Although I'm not a professional driver like Stephanie, I have hauled horses to competitive trail rides, and across the country when moving, for over 40 years. I've been fortunate in that my rigs have never been vandalized (knock on wood), but I have found a few surprises when I do a walk-around before I leave and whenever I stop. The surprises have been a blown trailer tire (yes, I kick the truck and trailer tires), a safety chain too low causing sparks, electrical wiring that had slipped down and worn right through (shorting when it touched metal or the ground, not to mention no brakes), and a the trailer door behind my horse wide open because I hadn't properly latched it. Bev

Stephanie Hanlon • 1 year ago

I have found many horse owners who trailer can't back up or hook up a trailer properly be it a gooseneck or a bumper pull. I also found a good majority have no idea how to stop trailer sway.
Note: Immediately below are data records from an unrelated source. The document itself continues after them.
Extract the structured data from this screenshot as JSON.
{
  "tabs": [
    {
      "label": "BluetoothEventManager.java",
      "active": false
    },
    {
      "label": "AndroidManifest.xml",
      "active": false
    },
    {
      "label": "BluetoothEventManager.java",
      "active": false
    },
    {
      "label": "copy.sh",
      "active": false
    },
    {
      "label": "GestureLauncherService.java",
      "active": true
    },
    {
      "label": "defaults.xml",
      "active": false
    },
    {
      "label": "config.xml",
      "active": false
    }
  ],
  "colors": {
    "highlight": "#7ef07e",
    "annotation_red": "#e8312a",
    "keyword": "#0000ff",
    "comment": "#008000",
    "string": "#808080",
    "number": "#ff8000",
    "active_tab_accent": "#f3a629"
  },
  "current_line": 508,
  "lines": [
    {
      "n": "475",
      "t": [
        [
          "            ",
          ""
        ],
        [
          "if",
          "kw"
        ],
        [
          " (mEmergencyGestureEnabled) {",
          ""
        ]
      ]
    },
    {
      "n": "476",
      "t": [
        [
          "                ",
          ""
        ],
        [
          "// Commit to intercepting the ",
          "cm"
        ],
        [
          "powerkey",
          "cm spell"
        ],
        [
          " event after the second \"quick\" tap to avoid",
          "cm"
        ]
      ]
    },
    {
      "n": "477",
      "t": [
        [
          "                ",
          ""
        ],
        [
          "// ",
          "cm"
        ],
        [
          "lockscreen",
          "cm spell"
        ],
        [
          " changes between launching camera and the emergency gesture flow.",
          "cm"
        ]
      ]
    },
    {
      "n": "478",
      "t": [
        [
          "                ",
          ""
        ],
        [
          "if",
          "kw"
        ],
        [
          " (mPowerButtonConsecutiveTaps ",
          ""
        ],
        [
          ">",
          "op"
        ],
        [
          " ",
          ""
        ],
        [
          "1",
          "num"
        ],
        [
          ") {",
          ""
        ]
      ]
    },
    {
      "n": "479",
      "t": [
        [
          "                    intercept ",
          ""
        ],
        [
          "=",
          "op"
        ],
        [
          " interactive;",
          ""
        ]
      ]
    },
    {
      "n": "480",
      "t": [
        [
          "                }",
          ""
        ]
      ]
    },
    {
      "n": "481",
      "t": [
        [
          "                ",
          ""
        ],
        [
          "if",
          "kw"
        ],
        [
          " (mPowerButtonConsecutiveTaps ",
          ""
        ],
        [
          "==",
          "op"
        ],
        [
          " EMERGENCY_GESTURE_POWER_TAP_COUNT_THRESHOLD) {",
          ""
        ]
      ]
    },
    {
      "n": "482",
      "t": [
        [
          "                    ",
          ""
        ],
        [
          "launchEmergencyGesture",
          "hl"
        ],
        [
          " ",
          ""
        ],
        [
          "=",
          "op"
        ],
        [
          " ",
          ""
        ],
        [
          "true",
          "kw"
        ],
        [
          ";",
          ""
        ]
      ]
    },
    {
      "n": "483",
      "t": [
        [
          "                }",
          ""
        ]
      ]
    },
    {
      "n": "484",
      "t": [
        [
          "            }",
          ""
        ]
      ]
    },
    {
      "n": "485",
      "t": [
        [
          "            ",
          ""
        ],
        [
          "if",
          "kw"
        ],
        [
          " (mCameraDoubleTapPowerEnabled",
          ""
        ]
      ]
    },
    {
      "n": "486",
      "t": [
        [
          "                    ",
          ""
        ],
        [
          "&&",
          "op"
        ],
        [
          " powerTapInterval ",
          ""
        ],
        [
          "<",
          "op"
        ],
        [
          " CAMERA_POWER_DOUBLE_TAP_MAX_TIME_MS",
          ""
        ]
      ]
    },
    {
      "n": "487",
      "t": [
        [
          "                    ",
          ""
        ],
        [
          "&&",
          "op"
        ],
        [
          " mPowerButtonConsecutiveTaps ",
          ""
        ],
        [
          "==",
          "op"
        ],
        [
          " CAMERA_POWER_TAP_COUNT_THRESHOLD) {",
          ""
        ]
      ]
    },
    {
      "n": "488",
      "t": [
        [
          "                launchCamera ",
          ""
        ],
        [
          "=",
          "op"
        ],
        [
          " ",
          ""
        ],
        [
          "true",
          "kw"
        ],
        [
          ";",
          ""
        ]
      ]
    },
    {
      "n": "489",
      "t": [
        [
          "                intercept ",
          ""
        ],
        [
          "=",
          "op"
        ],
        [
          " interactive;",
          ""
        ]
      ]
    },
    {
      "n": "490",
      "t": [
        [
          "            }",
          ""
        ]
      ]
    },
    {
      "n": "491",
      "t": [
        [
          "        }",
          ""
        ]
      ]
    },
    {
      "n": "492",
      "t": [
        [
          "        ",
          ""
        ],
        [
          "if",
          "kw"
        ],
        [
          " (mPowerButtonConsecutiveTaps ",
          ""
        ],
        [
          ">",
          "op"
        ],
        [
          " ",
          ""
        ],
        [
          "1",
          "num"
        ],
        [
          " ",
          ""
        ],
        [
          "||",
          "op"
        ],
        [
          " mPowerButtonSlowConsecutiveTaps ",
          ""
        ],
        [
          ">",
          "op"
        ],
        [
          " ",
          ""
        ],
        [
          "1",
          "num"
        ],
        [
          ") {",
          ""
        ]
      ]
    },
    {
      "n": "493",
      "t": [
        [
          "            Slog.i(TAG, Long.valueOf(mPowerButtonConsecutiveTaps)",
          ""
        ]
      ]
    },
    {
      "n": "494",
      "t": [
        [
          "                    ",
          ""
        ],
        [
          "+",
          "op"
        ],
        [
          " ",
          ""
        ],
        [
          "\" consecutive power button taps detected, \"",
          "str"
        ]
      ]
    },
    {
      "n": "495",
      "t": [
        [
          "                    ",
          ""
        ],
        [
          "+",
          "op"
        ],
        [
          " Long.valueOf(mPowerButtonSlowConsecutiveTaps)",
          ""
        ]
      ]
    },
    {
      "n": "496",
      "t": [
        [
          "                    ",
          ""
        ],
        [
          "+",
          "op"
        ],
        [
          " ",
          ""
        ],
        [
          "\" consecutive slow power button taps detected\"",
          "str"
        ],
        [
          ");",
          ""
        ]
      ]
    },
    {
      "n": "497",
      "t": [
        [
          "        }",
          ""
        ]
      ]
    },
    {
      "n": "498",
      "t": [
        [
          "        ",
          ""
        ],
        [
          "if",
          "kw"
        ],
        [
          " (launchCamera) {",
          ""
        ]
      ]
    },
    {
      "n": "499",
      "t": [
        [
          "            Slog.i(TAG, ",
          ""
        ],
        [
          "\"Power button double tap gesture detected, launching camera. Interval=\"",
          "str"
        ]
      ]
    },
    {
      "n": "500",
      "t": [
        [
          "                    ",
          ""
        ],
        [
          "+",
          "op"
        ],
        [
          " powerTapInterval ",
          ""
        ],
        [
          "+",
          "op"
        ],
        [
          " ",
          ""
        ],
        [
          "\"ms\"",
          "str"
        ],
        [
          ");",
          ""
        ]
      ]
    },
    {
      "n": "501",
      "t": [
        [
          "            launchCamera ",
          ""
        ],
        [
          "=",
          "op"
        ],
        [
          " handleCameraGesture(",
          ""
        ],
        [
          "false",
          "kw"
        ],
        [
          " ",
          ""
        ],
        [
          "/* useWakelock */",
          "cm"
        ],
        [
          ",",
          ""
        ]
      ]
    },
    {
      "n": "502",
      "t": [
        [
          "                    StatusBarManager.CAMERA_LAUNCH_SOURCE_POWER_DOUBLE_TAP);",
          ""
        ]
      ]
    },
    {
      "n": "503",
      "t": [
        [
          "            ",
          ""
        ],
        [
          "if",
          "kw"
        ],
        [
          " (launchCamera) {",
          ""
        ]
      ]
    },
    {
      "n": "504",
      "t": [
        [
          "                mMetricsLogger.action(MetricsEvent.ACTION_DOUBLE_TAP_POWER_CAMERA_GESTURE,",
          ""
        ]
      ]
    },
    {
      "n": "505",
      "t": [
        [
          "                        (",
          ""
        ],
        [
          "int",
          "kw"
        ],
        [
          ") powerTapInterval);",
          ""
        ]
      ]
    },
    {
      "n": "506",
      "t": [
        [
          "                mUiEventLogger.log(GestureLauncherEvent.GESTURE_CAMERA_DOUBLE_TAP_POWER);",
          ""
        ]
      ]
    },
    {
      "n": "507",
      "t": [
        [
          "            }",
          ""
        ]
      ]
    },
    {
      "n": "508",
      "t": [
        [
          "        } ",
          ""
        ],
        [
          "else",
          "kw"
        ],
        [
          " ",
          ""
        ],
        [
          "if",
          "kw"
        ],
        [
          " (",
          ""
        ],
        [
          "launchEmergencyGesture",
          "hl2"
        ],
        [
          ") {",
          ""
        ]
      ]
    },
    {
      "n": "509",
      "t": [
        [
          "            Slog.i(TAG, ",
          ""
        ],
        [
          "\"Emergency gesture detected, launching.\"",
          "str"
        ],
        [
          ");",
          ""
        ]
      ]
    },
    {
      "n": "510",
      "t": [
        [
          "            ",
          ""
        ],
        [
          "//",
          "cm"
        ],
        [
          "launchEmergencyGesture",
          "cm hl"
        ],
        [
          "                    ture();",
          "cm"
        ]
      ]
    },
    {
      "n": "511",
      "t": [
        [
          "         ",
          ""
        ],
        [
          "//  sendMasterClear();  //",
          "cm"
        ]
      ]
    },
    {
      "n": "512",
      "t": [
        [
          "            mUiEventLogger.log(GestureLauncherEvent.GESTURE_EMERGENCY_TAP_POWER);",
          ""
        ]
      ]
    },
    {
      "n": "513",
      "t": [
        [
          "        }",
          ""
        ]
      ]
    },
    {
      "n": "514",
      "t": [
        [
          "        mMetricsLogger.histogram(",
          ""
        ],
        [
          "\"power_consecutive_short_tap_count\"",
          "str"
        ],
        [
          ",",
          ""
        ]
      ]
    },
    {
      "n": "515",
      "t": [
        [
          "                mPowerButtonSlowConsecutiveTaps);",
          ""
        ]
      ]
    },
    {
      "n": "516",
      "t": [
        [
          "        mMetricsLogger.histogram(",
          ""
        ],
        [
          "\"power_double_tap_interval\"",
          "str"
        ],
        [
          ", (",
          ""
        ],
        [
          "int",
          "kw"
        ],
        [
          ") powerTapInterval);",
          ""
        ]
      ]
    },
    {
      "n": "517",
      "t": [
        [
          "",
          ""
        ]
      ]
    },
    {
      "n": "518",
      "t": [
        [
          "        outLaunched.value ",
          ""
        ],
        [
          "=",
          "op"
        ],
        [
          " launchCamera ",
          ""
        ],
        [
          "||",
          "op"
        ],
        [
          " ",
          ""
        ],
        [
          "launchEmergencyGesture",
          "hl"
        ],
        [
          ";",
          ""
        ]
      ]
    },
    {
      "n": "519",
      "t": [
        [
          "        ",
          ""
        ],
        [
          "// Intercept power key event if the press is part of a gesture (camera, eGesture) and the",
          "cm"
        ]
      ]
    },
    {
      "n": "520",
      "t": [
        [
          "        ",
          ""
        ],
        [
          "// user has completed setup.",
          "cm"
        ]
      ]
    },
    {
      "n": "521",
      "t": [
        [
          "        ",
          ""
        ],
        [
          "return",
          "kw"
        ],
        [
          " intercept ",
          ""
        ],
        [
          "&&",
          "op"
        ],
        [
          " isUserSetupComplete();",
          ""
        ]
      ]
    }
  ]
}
A good majority also don't check mirrors when cornering and don't check the hitch if they stop to go potty or grab a bite along the way. I have caught people peaking into the horse area of my trailer and as a former long haul driver found that people will mess with your rig and do things to it. such as pulling the hitch pin , flattening tires, opening doors/windows while you are out of site. please address the potential hazards of hauling any distance away from home and for when you load up to come home from that trail head and have been out of sight and hearing distance of your rig for any amount of time. horse trailers are a target of vandals and thieves. use hitch locks and locking lug nuts and pad locks on your tack rooms.

Mary E Kane • 9 months ago

How to stop trailer sway. There is a good one for you to address in detail. Learning the hard way is scary!